• [Requirement] Find the lines of the listing that contain the string "icon", and return them.

----- Dataset entries -----

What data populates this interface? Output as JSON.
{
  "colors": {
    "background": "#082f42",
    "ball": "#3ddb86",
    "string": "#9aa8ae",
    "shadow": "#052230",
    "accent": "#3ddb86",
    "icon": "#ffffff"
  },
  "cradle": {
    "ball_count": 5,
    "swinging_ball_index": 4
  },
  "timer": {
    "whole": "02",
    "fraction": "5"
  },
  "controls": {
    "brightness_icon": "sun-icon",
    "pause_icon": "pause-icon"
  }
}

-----

• [Response area]
    "icon": "#ffffff"
    "brightness_icon": "sun-icon",
    "pause_icon": "pause-icon"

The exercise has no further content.